Discipline for Beginners

There came a time recently with my 4-year-old son when the usual time-out routine wasn’t doing the trick. After some out-of-bounds behavior, we would send him to his room for the prescribed time, and he would emerge with a somewhat heartfelt “sorry” and proceed a short time later to another offense.

He was testing boundaries and authority, and I decided a stiffer dose of discipline was needed. Even after he expressed sorrow for a serious offense, I began taking away privileges, such as watching videos or playing with his favorite Pooh Bear and Tigger figures. “One more time and there are no videos for the rest of the day and tomorrow,” I would announce.

Well, one week my son ran up a debt of four whole days without videos. Halfway through the punishment period, feeling deeply the loss of his faithful TV friends, he came to me with a long face of true penitence and asked for one day to be taken off the list.

I was struck, not just with the sincerity of his sorrow but with the nature of his request. He didn’t ask to watch a video right then – he seemed to have a sense that some degree of punishment was still just. He asked only for time to be taken from his personal “purgatory.”

Yes, I said, I’ll reduce the punishment by a day if he would be extra good the rest of the afternoon and evening.

This routine was difficult for me to maintain, given my easy-going nature and eagerness to see my son’s smile. But I took the harder road and risked seeing the tears and frustration in his face.

Wondering if my thoughts about discipline were sound, I called an expert, psychologist Dr. Ray Guarendi, who writes the “Family Matters” column for the National Catholic Register. His personal experience includes bringing up 10 children with his wife.

“You’ve tapped into a truth of modern parenting,” he said. “What has been called discipline is really a watered down version that is presented for popular consumption. Time out is not the whole story. Consistently bad behavior merits consistently strong discipline. Our children will test the limits, and we must be prepared to show them that we are serious when we say something is wrong.”

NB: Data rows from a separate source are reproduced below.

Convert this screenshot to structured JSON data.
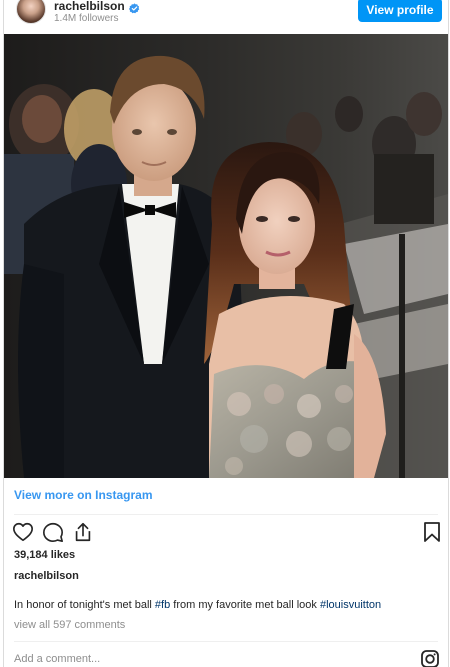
{
  "header": {
    "username": "rachelbilson",
    "followers": "1.4M followers",
    "view_profile_label": "View profile"
  },
  "post": {
    "view_more_label": "View more on Instagram",
    "likes": "39,184 likes",
    "caption_user": "rachelbilson",
    "caption": {
      "text_before": "In honor of tonight's met ball ",
      "hashtag_1": "#fb",
      "text_middle": " from my favorite met ball look ",
      "hashtag_2": "#louisvuitton"
    },
    "comments_link": "view all 597 comments",
    "comment_placeholder": "Add a comment..."
  },
  "icons": {
    "avatar": "profile-avatar",
    "verified": "verified-badge-icon",
    "like": "heart-icon",
    "comment": "comment-icon",
    "share": "share-icon",
    "save": "bookmark-icon",
    "instagram": "instagram-glyph-icon"
  },
  "colors": {
    "accent": "#0095f6",
    "link": "#3897f0",
    "hashtag": "#003569",
    "muted": "#8e8e8e"
  }
}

 “What we need to do as parents is take a much stronger approach to discipline,” Guarendi said.

Scott Hahn, in his book Scripture Matters (Emmaus Road, 2003), writes, “One of the marvels of God’s plan is that He has given fathers a priesthood and priests a fatherhood. Within the family, the father stands before God as a priest and mediator. Within the Church, the priest stands before his parish as a father.

“This is a powerful truth. And it is more than a metaphor. It is something profoundly sacramental, and built into the fabric of God’s plan – from the very beginning.”

Perhaps I’m on the right track, as long as I remember that he who disciplines must be open to the discipline of the Father of all. As St. Paul says, “My sons, do not disdain the discipline of the Lord, nor lose heart when he reproves you. For whom the Lord loves, he disciplines; he scourges every son he receives” (Hebrews 12:6).

These can sound like hard words in a culture that views bad behavior in secular psychological terms, and treats troublesome kids with various prescription drugs.

Yet I think many parents would be more willing to impose discipline if they were given more positive models. You may spare the rod, but keep discipline consistent and significant. Your child will be the winner in years to come.